Every member contributes sh12,000 per month. Sh10,000 from every member is given as a loan to members, who benefit in turns.
“As a group, we choose who should be given the money at a time. The person who recieves money then has to wait until all the other members have got then she will be considered for another chance. This has helped us live in harmony with each other,”she says.
The group keeps the remaining sh2,000 from every member’s monthly contribution. This accumulated and they used it to buy 15 saucepans, 30 China cups, nine dishes, 200 china plates and 30 melamine plates. Group members use these items for public functions such as weddings and funerals for free, but hire them to non-members.
They use the proceeds to buy basics like clothes, soap, salt and sugar which are distributed to members. Kabonesa has managed to build a kraal where she rears two Friesian cows. The cow dung is turned into manure. She also owns five indigenous goats and a piggery.
Four years ago, Kabonesa lost 40 pigs to swine fever. She, however, managed to get over the loss and at the moment, she owns 24 pigs that earn her between sh250,000 and 400,000 every time she sells.
In 2009, Kabonesa had the honour of hosting President Yoweri Museveni who was visiting model farmers in the area. The President promised to compensate her for the loss of her pigs.
Kabonesa also owns a banana plantation. She acquired agricultural skills from Dynapharm, an organisation that teaches the modern skills of agriculture. “I joined this organisation in 2008 and I have learnt modern ways of improving yields. She sells a bunch between sh20,000 and sh30,000. She has also learnt to make liquid manure, which she uses to protect her crops from pests and also grow vegetables.
Beneficiaries speak out
Nuriat Nassuna, 42, a widow, is one of the beneficiaries of the training. She works closely with Kabonesa. Nassuna says with the skills she acquired, she now owns a banana plantation, Friesian cow and goats. She says she is also able to pay school fees for her children with the money she gets from the organisation.
She also heads a youth sex education programme in the group. After attending a conference on how to fi ght HIV from Mildmay Centre at Lweza two years ago. Nassuna realised there was a need to counsel the youth on the effects of irresponsible sexual behaviour.
“When I shared the idea with Kabonesa, she encouraged me to share the information with the public especially after losing her son to the virus,” Nassuna says.
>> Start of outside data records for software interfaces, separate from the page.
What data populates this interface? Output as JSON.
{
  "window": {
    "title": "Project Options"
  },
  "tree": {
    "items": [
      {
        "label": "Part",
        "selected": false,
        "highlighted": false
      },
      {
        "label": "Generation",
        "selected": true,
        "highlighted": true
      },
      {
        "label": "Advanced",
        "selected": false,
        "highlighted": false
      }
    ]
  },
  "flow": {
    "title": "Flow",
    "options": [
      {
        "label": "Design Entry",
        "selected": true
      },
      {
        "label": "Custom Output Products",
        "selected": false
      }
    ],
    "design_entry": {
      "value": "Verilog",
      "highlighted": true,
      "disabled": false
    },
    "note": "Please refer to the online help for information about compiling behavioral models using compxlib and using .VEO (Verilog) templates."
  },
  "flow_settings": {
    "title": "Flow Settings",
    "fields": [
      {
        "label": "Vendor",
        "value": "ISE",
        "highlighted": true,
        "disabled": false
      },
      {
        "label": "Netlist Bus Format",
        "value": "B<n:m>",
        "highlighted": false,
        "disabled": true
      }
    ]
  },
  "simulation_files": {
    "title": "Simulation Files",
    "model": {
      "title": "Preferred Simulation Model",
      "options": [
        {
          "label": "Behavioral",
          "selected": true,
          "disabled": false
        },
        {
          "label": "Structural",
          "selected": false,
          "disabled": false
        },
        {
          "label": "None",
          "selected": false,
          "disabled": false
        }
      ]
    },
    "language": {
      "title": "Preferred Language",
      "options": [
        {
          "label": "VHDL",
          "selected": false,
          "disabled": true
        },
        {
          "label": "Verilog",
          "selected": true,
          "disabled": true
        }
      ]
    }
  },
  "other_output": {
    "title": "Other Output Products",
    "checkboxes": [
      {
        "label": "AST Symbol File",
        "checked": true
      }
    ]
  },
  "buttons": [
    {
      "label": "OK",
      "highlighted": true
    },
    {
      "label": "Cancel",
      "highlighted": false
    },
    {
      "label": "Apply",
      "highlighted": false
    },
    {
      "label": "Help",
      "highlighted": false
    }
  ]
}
They traversed churches teaching the youth about HIV prevention and distributing condoms to them. Israel Sentongo, 56, a part-time emcee and a teacher, is the only male member in the group. “Men perceive me as a weakling because I am in a women’s group.
To me, what matters is what I will gain from the group. Through training and sharing experiences, I have learnt to save and invest my money,” he says. Ssentongo, a father of 10 owns four cows, five goats and over 150 chicken. He has worked with Kabonesa for over 15 years. He describes her as a high spirited fighter with an urge to succeed.
“She sometimes uses her own resources to help women in this village, especially the widows,” he said. One woman who owes her success to Kabonesa is Rebecca Kalebu, 38, a widow who lost her husband in August last year.
“After the death of my husband, Kabonesa encouraged me to save with the group,” Kalebu says. Currently, Kalebu takes care of her two children and pays school fees for them.
As the area leader, Ssentongo says their biggest challenge is poor funding and attitudes of the men. “If we could get more funding from the Government, we would ably cross the barriers,” he says.
Kabonesa plans to develop her group into a full scale organization that looks after widows, offers financial and psychological assistance to those people living with HIV/AIDS and teach the youth the dangers of early and irresponsible sexual behaviour.
Currently she spends her free time taking care of her husband.
Gladys Kabonesa, the cash cow for Kibiri widows